Page and application data records:

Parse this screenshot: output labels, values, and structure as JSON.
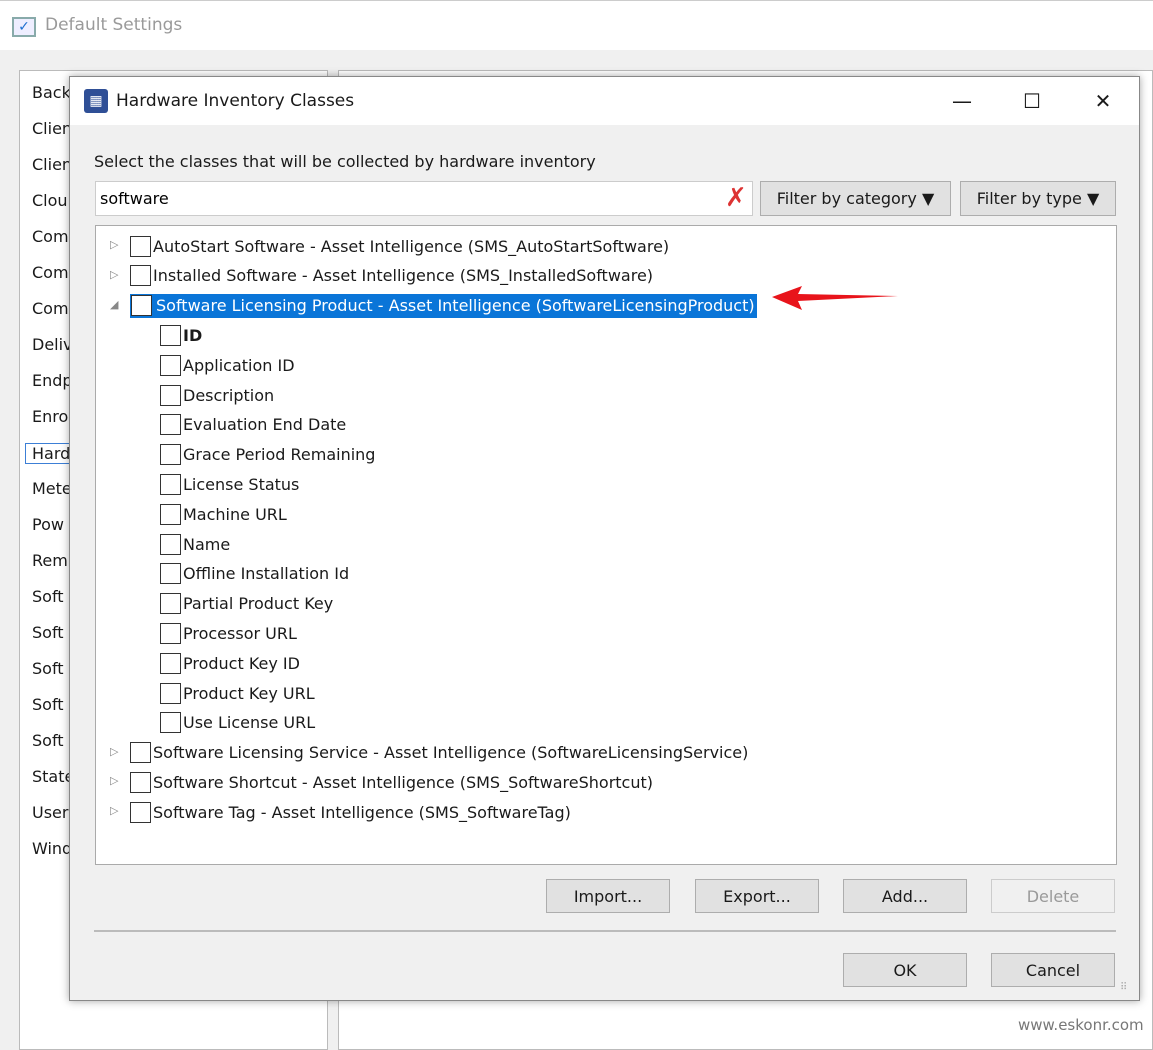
{
  "outer": {
    "title": "Default Settings",
    "sidebar": [
      "Back",
      "Clien",
      "Clien",
      "Clou",
      "Com",
      "Com",
      "Com",
      "Deliv",
      "Endp",
      "Enro",
      "Hard",
      "Mete",
      "Pow",
      "Rem",
      "Soft",
      "Soft",
      "Soft",
      "Soft",
      "Soft",
      "State",
      "User",
      "Wind"
    ],
    "selected_index": 10
  },
  "dialog": {
    "title": "Hardware Inventory Classes",
    "instruction": "Select the classes that will be collected by hardware inventory",
    "search": {
      "value": "software"
    },
    "filter_category": "Filter by category",
    "filter_type": "Filter by type",
    "dropdown_glyph": "▼",
    "tree": [
      {
        "label": "AutoStart Software - Asset Intelligence (SMS_AutoStartSoftware)",
        "expanded": false
      },
      {
        "label": "Installed Software - Asset Intelligence (SMS_InstalledSoftware)",
        "expanded": false
      },
      {
        "label": "Software Licensing Product - Asset Intelligence (SoftwareLicensingProduct)",
        "expanded": true,
        "selected": true,
        "children": [
          "ID",
          "Application ID",
          "Description",
          "Evaluation End Date",
          "Grace Period Remaining",
          "License Status",
          "Machine URL",
          "Name",
          "Offline Installation Id",
          "Partial Product Key",
          "Processor URL",
          "Product Key ID",
          "Product Key URL",
          "Use License URL"
        ]
      },
      {
        "label": "Software Licensing Service - Asset Intelligence (SoftwareLicensingService)",
        "expanded": false
      },
      {
        "label": "Software Shortcut - Asset Intelligence (SMS_SoftwareShortcut)",
        "expanded": false
      },
      {
        "label": "Software Tag - Asset Intelligence (SMS_SoftwareTag)",
        "expanded": false
      }
    ],
    "buttons": {
      "import": "Import...",
      "export": "Export...",
      "add": "Add...",
      "delete": "Delete",
      "ok": "OK",
      "cancel": "Cancel"
    }
  },
  "watermark": "www.eskonr.com",
  "colors": {
    "selection": "#0a75d8",
    "arrow": "#e8141b",
    "clear_icon": "#d33333"
  }
}
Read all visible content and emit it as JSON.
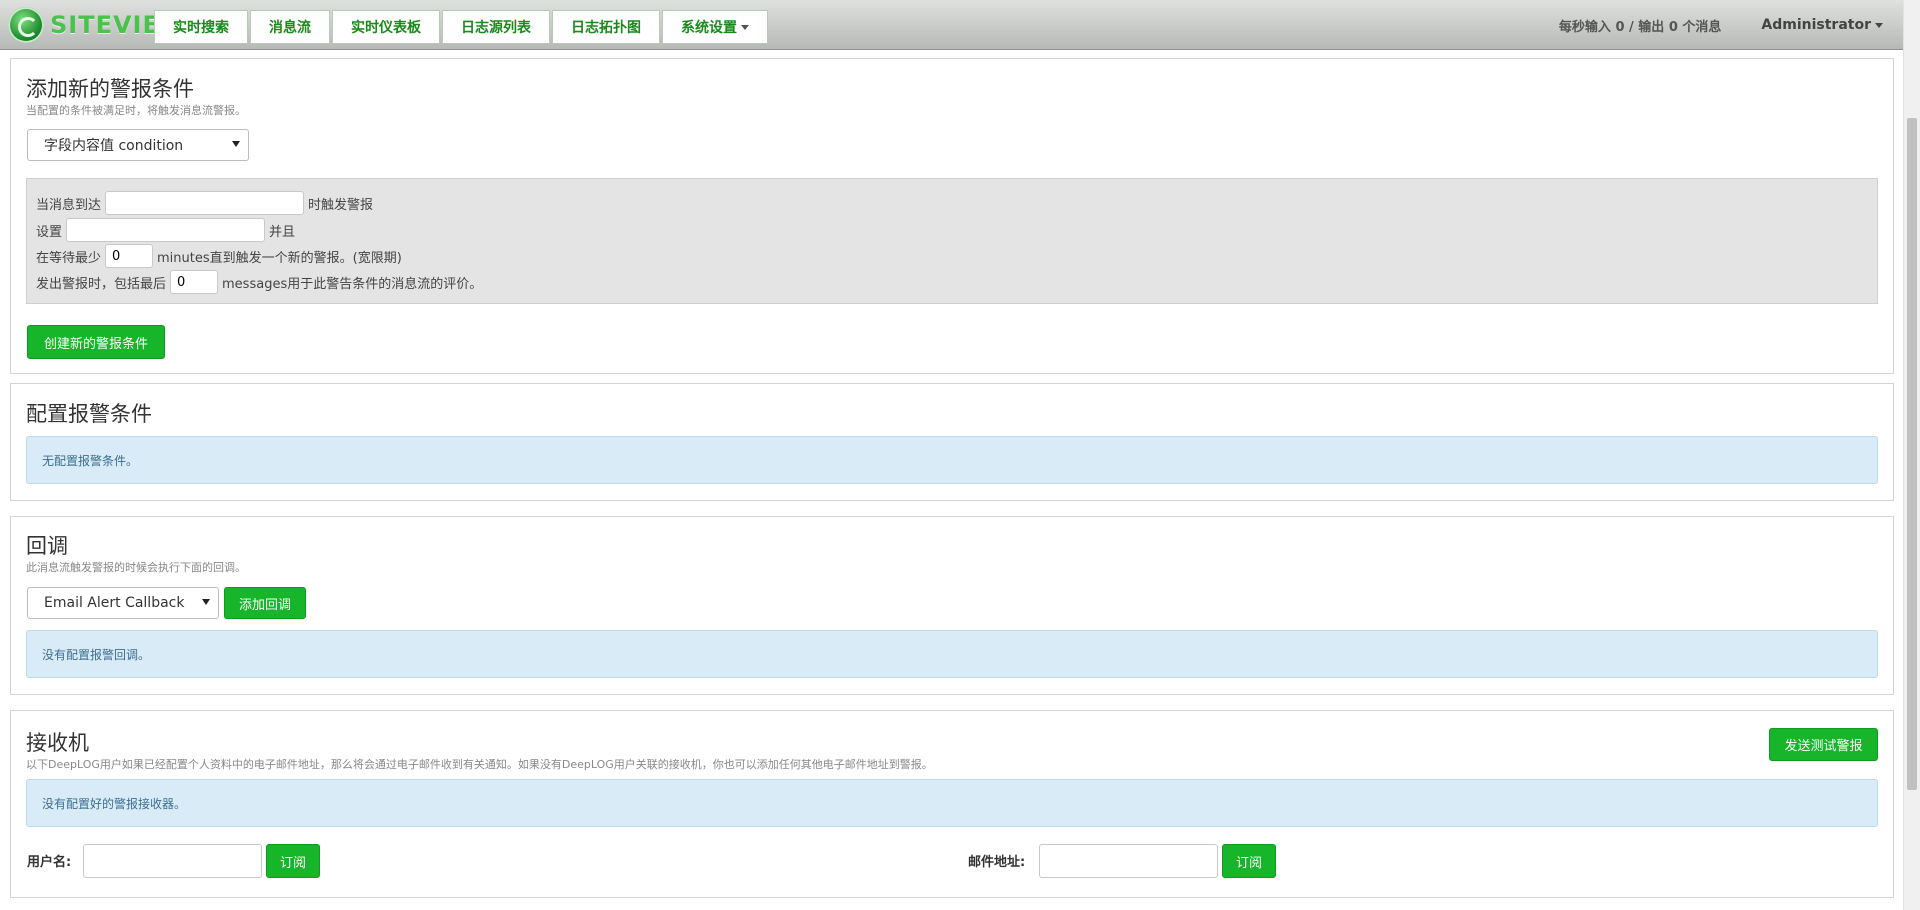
{
  "brand": {
    "name": "SITEVIEW"
  },
  "nav": {
    "items": [
      {
        "label": "实时搜索"
      },
      {
        "label": "消息流"
      },
      {
        "label": "实时仪表板"
      },
      {
        "label": "日志源列表"
      },
      {
        "label": "日志拓扑图"
      },
      {
        "label": "系统设置"
      }
    ],
    "throughput": "每秒输入 0 / 输出 0 个消息",
    "user": "Administrator"
  },
  "alert_conditions": {
    "title": "添加新的警报条件",
    "description": "当配置的条件被满足时，将触发消息流警报。",
    "condition_type": "字段内容值 condition",
    "row1_before": "当消息到达",
    "row1_after": "时触发警报",
    "row2_before": "设置",
    "row2_after": "并且",
    "row3_before": "在等待最少",
    "row3_value": "0",
    "row3_after": "minutes直到触发一个新的警报。(宽限期)",
    "row4_before": "发出警报时，包括最后",
    "row4_value": "0",
    "row4_after": "messages用于此警告条件的消息流的评价。",
    "create_button": "创建新的警报条件"
  },
  "configured_conditions": {
    "title": "配置报警条件",
    "empty_text": "无配置报警条件。"
  },
  "callbacks": {
    "title": "回调",
    "description": "此消息流触发警报的时候会执行下面的回调。",
    "callback_type": "Email Alert Callback",
    "add_button": "添加回调",
    "empty_text": "没有配置报警回调。"
  },
  "receivers": {
    "title": "接收机",
    "description": "以下DeepLOG用户如果已经配置个人资料中的电子邮件地址，那么将会通过电子邮件收到有关通知。如果没有DeepLOG用户关联的接收机，你也可以添加任何其他电子邮件地址到警报。",
    "send_test_button": "发送测试警报",
    "empty_text": "没有配置好的警报接收器。",
    "username_label": "用户名:",
    "email_label": "邮件地址:",
    "subscribe_label": "订阅"
  },
  "colors": {
    "accent": "#17b52a",
    "info_bg": "#d9ebf6"
  }
}
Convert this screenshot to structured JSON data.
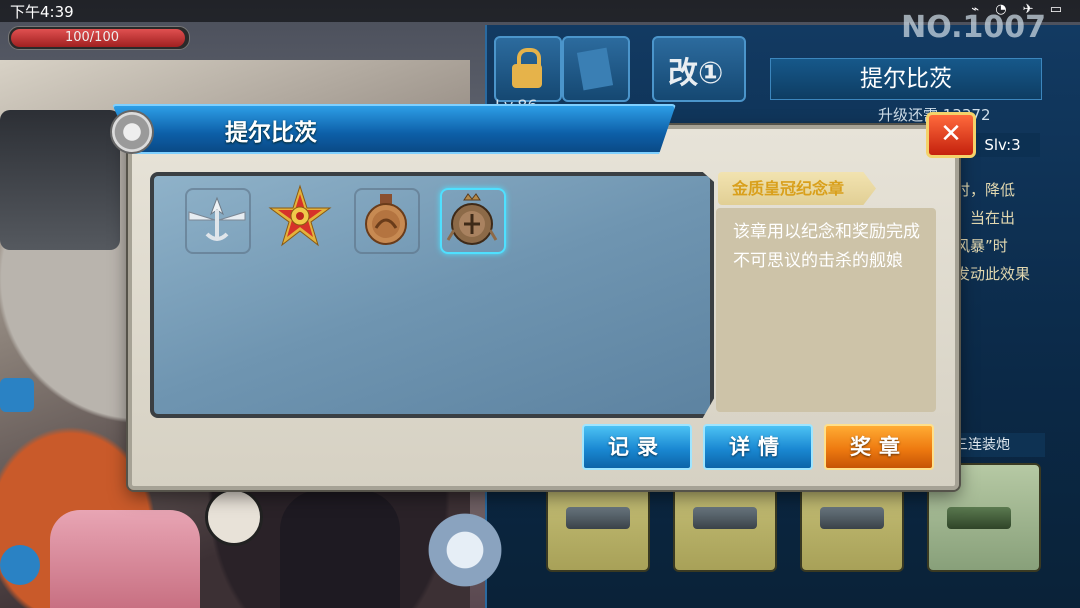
{
  "status_bar": {
    "time": "下午4:39"
  },
  "player": {
    "hp_text": "100/100"
  },
  "ship_panel": {
    "number": "NO.1007",
    "remodel_tab": "改①",
    "name": "提尔比茨",
    "level": "Lv.86",
    "upgrade_text": "升级还需 13372",
    "skill_level": "Slv:3",
    "skill_desc": "时，降低\n，当在出\n风暴”时\n发动此效果",
    "gun_label": "米三连装炮"
  },
  "modal": {
    "title": "提尔比茨",
    "close_icon": "✕",
    "medals": [
      {
        "icon": "wings-anchor-medal-icon",
        "selected": false
      },
      {
        "icon": "red-star-order-icon",
        "selected": false
      },
      {
        "icon": "bronze-coin-medal-icon",
        "selected": false
      },
      {
        "icon": "gold-crown-medal-icon",
        "selected": true
      }
    ],
    "selected_medal_name": "金质皇冠纪念章",
    "selected_medal_desc": "该章用以纪念和奖励完成不可思议的击杀的舰娘",
    "buttons": {
      "record": "记录",
      "details": "详情",
      "medals": "奖章"
    }
  },
  "colors": {
    "accent_blue": "#1a88d2",
    "accent_orange": "#ee7a10",
    "medal_name_gold": "#d9a01c"
  }
}
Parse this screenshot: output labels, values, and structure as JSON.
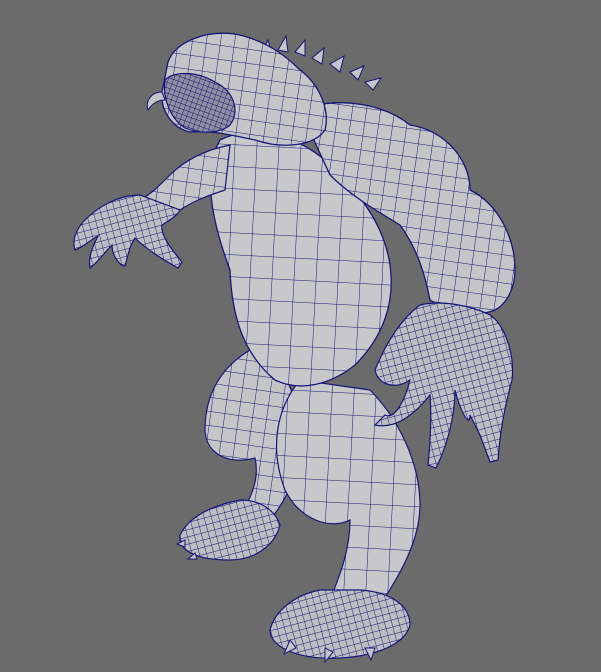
{
  "viewport": {
    "background_color": "#6b6b6b",
    "mesh_fill_color": "#c5c5c8",
    "mesh_shade_color": "#a9a9ae",
    "wire_color": "#16167a",
    "object": "wireframe-creature-model"
  }
}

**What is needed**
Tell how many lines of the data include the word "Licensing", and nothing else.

**Expected answer**
2